|US20070280859 *||Apr 27, 2007||Dec 6, 2007||Horacio Kido||Fluidic circuits for sample preparation including bio-discs and methods relating thereto|
|US20080062839 *||Apr 2, 2007||Mar 13, 2008||Worthington Mark O||Optical disc analysis system including related methods for biological and medical imaging|
|US20080094974 *||May 18, 2007||Apr 24, 2008||Burstein Technologies, Inc.||Optical disc system and related detecting methods for analysis of microscopic structures|
|US20090263282 *||Apr 16, 2009||Oct 22, 2009||Rohm Co., Ltd.||Microchip|

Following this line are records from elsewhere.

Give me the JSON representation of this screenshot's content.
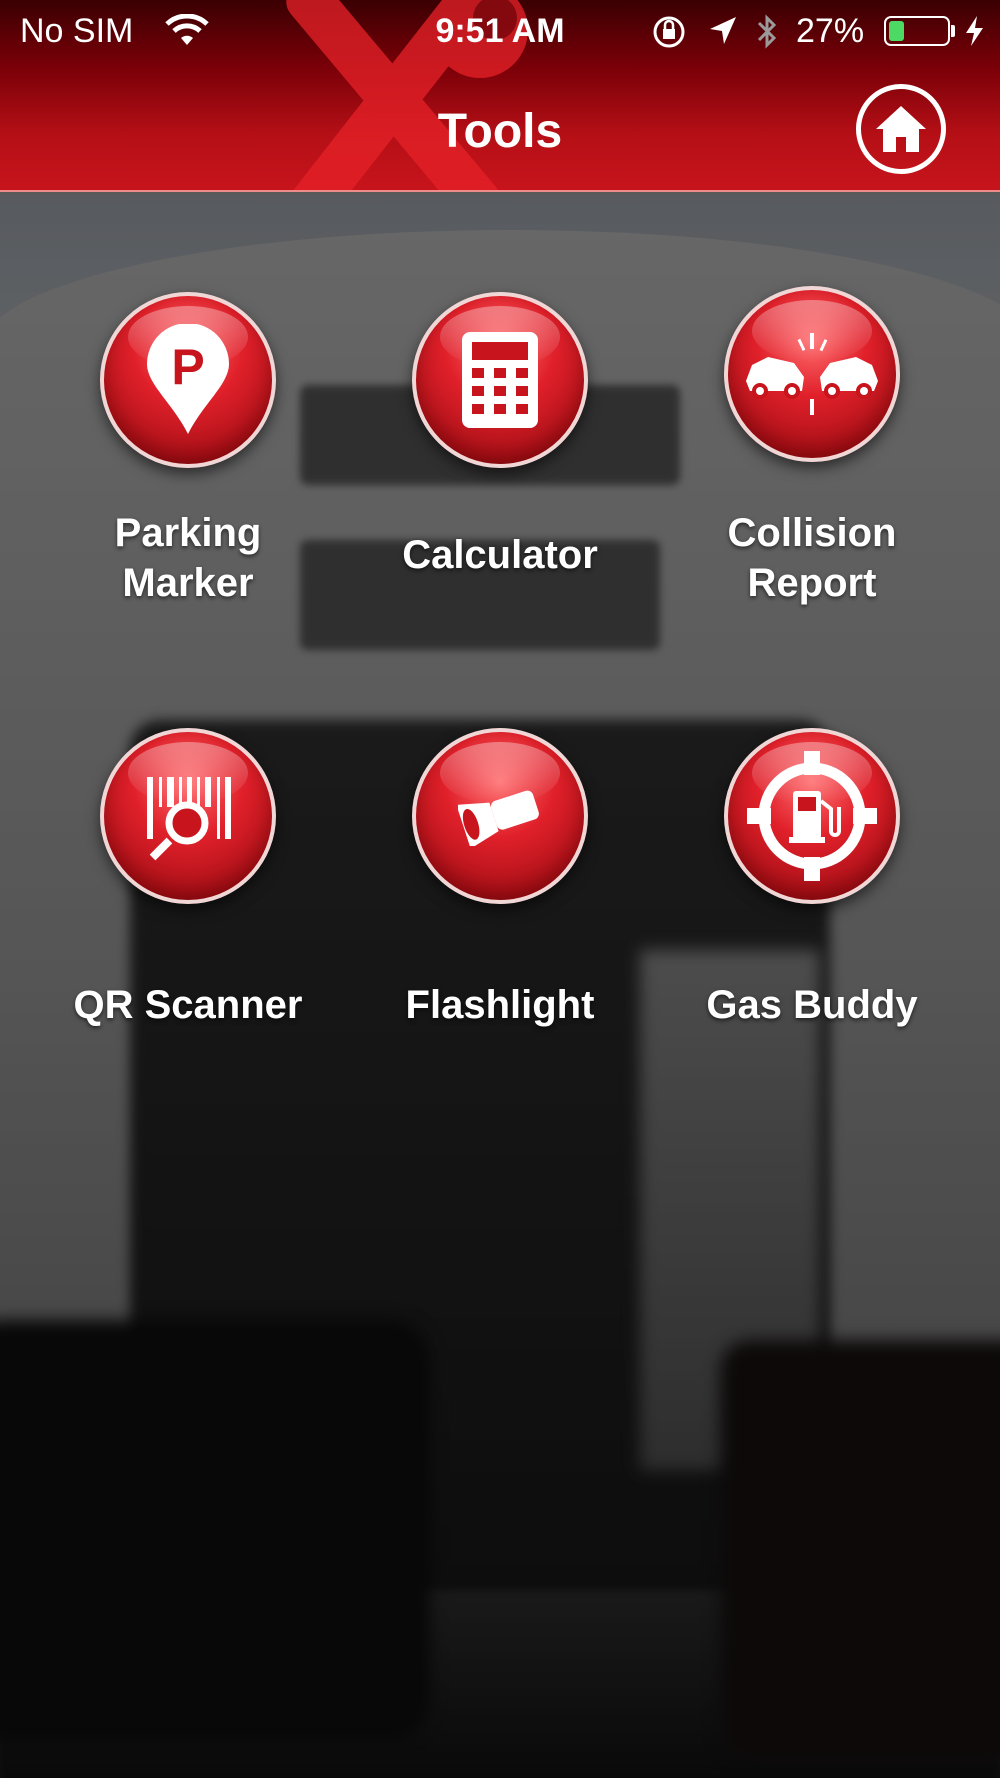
{
  "status_bar": {
    "carrier": "No SIM",
    "time": "9:51 AM",
    "battery_percent": "27%",
    "battery_level": 0.27,
    "icons": [
      "wifi-icon",
      "orientation-lock-icon",
      "location-arrow-icon",
      "bluetooth-icon",
      "battery-icon",
      "charging-bolt-icon"
    ]
  },
  "header": {
    "title": "Tools",
    "home_icon": "home-icon",
    "accent_color": "#c8141c"
  },
  "tools": [
    {
      "label": "Parking\nMarker",
      "icon": "parking-pin-icon"
    },
    {
      "label": "Calculator",
      "icon": "calculator-icon"
    },
    {
      "label": "Collision\nReport",
      "icon": "car-collision-icon"
    },
    {
      "label": "QR Scanner",
      "icon": "barcode-scan-icon"
    },
    {
      "label": "Flashlight",
      "icon": "flashlight-icon"
    },
    {
      "label": "Gas Buddy",
      "icon": "gas-pump-icon"
    }
  ]
}
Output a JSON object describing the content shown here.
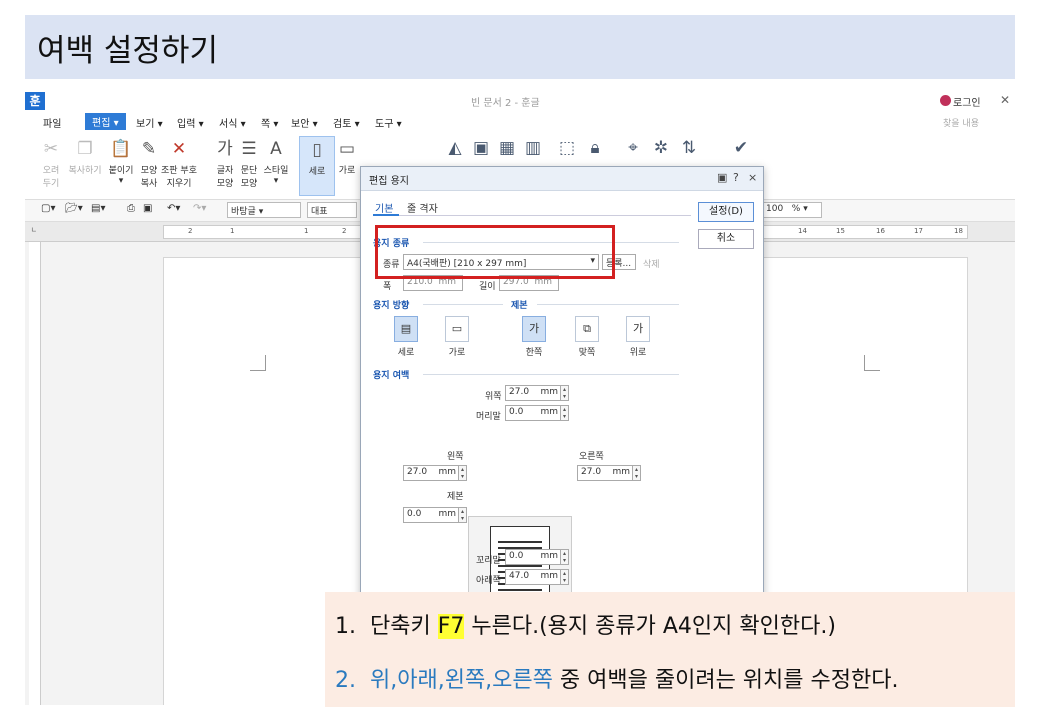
{
  "page_title": "여백 설정하기",
  "app": {
    "logo": "훈",
    "doc_title": "빈 문서 2 - 훈글",
    "login": "로그인",
    "close": "✕",
    "search_hint": "찾을 내용",
    "menus": [
      "파일",
      "편집 ▾",
      "보기 ▾",
      "입력 ▾",
      "서식 ▾",
      "쪽 ▾",
      "보안 ▾",
      "검토 ▾",
      "도구 ▾"
    ],
    "ribbon": {
      "cut": [
        "오려",
        "두기"
      ],
      "copy": [
        "복사하기",
        ""
      ],
      "paste": [
        "붙이기",
        "▾"
      ],
      "format_copy": [
        "모양",
        "복사"
      ],
      "clear": [
        "조판 부호",
        "지우기"
      ],
      "char": [
        "글자",
        "모양"
      ],
      "para": [
        "문단",
        "모양"
      ],
      "style": [
        "스타일",
        "▾"
      ],
      "portrait": [
        "세로",
        ""
      ],
      "landscape": [
        "가로",
        ""
      ]
    },
    "toolbar": {
      "font_style": "바탕글",
      "font_name": "대표",
      "zoom": "100",
      "zoom_unit": "%"
    },
    "ruler_marks": [
      "2",
      "1",
      "1",
      "2",
      "14",
      "15",
      "16",
      "17",
      "18"
    ]
  },
  "dialog": {
    "title": "편집 용지",
    "help": "?",
    "close": "×",
    "tabs": [
      "기본",
      "줄 격자"
    ],
    "buttons": {
      "ok": "설정(D)",
      "cancel": "취소"
    },
    "paper_section": "용지 종류",
    "type_label": "종류",
    "type_value": "A4(국배판) [210 x 297 mm]",
    "register": "등록...",
    "delete": "삭제",
    "width_label": "폭",
    "width_value": "210.0",
    "height_label": "길이",
    "height_value": "297.0",
    "unit": "mm",
    "orient_section": "용지 방향",
    "binding_section": "제본",
    "orient": [
      "세로",
      "가로"
    ],
    "binding": [
      "한쪽",
      "맞쪽",
      "위로"
    ],
    "margin_section": "용지 여백",
    "margins": {
      "top_label": "위쪽",
      "top": "27.0",
      "header_label": "머리말",
      "header": "0.0",
      "left_label": "왼쪽",
      "left": "27.0",
      "right_label": "오른쪽",
      "right": "27.0",
      "gutter_label": "제본",
      "gutter": "0.0",
      "footer_label": "꼬리말",
      "footer": "0.0",
      "bottom_label": "아래쪽",
      "bottom": "47.0"
    }
  },
  "instructions": {
    "step1_num": "1.",
    "step1_a": "단축키 ",
    "step1_key": "F7",
    "step1_b": " 누른다.(용지 종류가 A4인지 확인한다.)",
    "step2_num": "2.",
    "step2_a": "위,아래,왼쪽,오른쪽",
    "step2_b": " 중 여백을 줄이려는 위치를 수정한다."
  },
  "colors": {
    "accent": "#2e7bd6",
    "highlight_box": "#d32020",
    "banner": "#dbe3f3",
    "note_bg": "#fcece3",
    "key_highlight": "#ffff33"
  }
}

|WO1995026798A1 *||Mar 24, 1995||Oct 12, 1995||Sorenson Bioscience, Inc.||Temporary liquid storage cavities in a centrifuge tube|
|WO2003059484A1 *||Dec 28, 2001||Jul 24, 2003||Hitachi, Ltd.||Extractor, chemical analyzer, and chemical analyzing method|
|WO2006032529A1 *||Sep 23, 2005||Mar 30, 2006||Albert-Ludwigs-Universitšt Freiburg||Particle sedimentation device and method for carrying out particle sedimentation|
|U.S. Classification||436/45, 422/72, 436/180, 422/503|
|International Classification||G01N37/00, G01N35/00, G01F11/28, G01N21/75, G01N21/07, B04B5/04|
|Cooperative Classification||B04B5/0407, Y10T436/2575, Y10T436/111666, G01N21/07|
|European Classification||G01N21/07, B04B5/04B|
|Apr 5, 1988||REMI||Maintenance fee reminder mailed|
|Sep 4, 1988||LAPS||Lapse for failure to pay maintenance fees|
|Nov 22, 1988||FP||Expired due to failure to pay maintenance fee|
Effective date: 19880904